Defenders of IFRS say that these rules promote neutrality and objectivity — after all, if you estimate future losses for reporting purposes, why not future profits, too? They say the rules were changed to prevent “smoothing,” in which companies would time the recognition of income in order to create an artificially steady stream of profits. But surely smoothed profit streams cost shareholders and, in the case of a bailed- out bank, taxpayers less than exaggerated ones? Besides, profit smoothing was always illegal so long as laws were enforced.
What really changed in 2005, when the U.K. amended its laws to give banks the option to prepare accounts under IFRS rules, was that underprovisioning for losses became compulsory.
The evidence that revealed RBS’s Olympic-scale overvaluation came from the accounts of the U.K.’s bad-bank insurer, for which IFRS has different accounting rules. Unlike banks, insurers are required to value their assets and liabilities, taking into account probable future losses. This reporting difference highlighted the almost 20 billion-pound discrepancy in RBS’s 2011 accounts that the two sets of accounting rules produced.

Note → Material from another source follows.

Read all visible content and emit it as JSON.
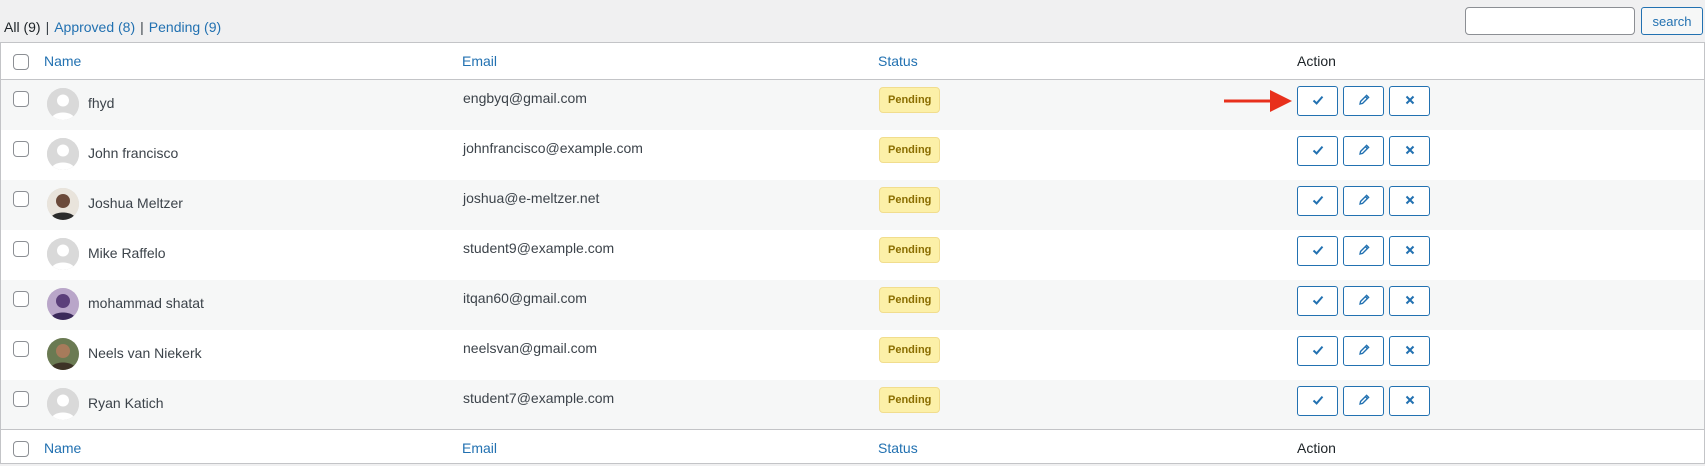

Let’s hope that the European Commission will scrutinize the IFRS standards closely — it won’t be easy. The International Accounting Standards Board, which drew up the rules, doesn’t appear to accept the gravity of the problem. At a meeting last year, I explained to three senior board officials why profits calculated under the current rules aren’t safe for distribution. The officials acknowledged the problem, saying that banks should maintain two profit calculations, one for reporting to shareholders, and the other — not following IFRS rules — to determine distributions to shareholders. Surely this is false accounting?
Now the IASB has proposed a fix for the problem, recognizing that the delayed recognition of expected losses has proved “a weakness” during the financial crisis. Yet their proposed solution is to add more micro-rules that define the specific situations in which banks should be allowed to declare an impairment and book losses.

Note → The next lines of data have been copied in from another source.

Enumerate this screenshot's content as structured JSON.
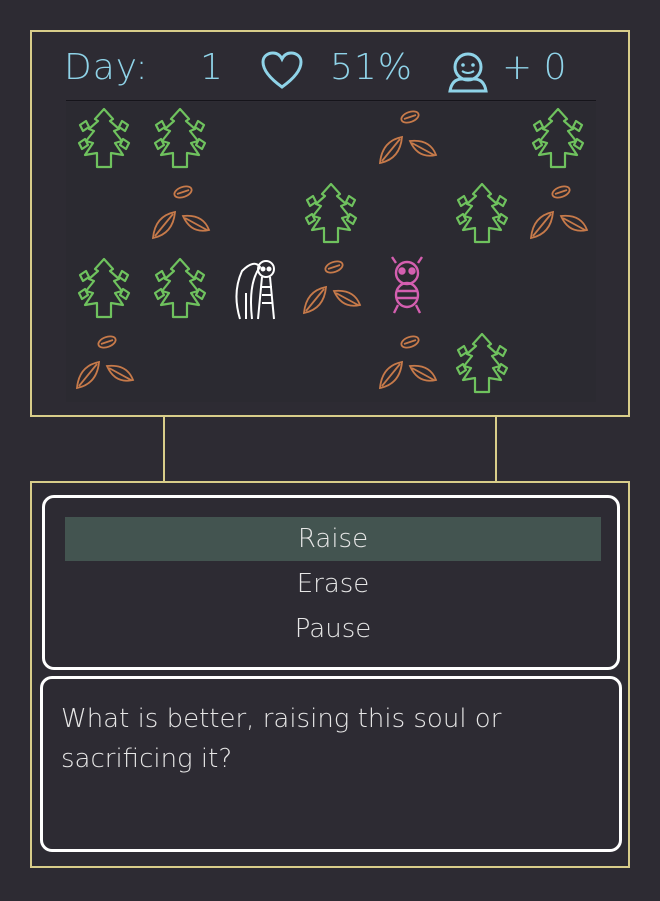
{
  "hud": {
    "day_label": "Day:",
    "day_value": "1",
    "heart_icon": "heart-outline-icon",
    "health_percent": "51%",
    "soul_icon": "soul-face-icon",
    "souls_count": "+ 0",
    "color": "#8fd3e8"
  },
  "grid": {
    "rows": 4,
    "cols": 7,
    "cells": [
      [
        "tree",
        "tree",
        "empty",
        "empty",
        "leaves",
        "empty",
        "tree"
      ],
      [
        "empty",
        "leaves",
        "empty",
        "tree",
        "empty",
        "tree",
        "leaves"
      ],
      [
        "tree",
        "tree",
        "skeleton",
        "leaves",
        "critter",
        "empty",
        "empty"
      ],
      [
        "leaves",
        "empty",
        "empty",
        "empty",
        "leaves",
        "tree",
        "empty"
      ]
    ],
    "colors": {
      "tree": "#6fc25e",
      "leaves": "#c77a4a",
      "skeleton": "#ffffff",
      "critter": "#d45fb0"
    }
  },
  "menu": {
    "items": [
      {
        "label": "Raise",
        "selected": true
      },
      {
        "label": "Erase",
        "selected": false
      },
      {
        "label": "Pause",
        "selected": false
      }
    ]
  },
  "dialog": {
    "text": "What is better, raising this soul or sacrificing it?"
  },
  "colors": {
    "background": "#2d2b33",
    "panel_border": "#d8cd8a",
    "menu_highlight": "#435450"
  }
}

This approach is fundamentally wrong. The IFRS rules are the problem, because they interfere with enforcement of the law. Banks should decide when to provision for a loss, and the full force of the Companies Act should be used to punish them if they do so dishonestly. More detailed standards will just encourage more manipulation of them.
This article was previously published at Bloomberg.com.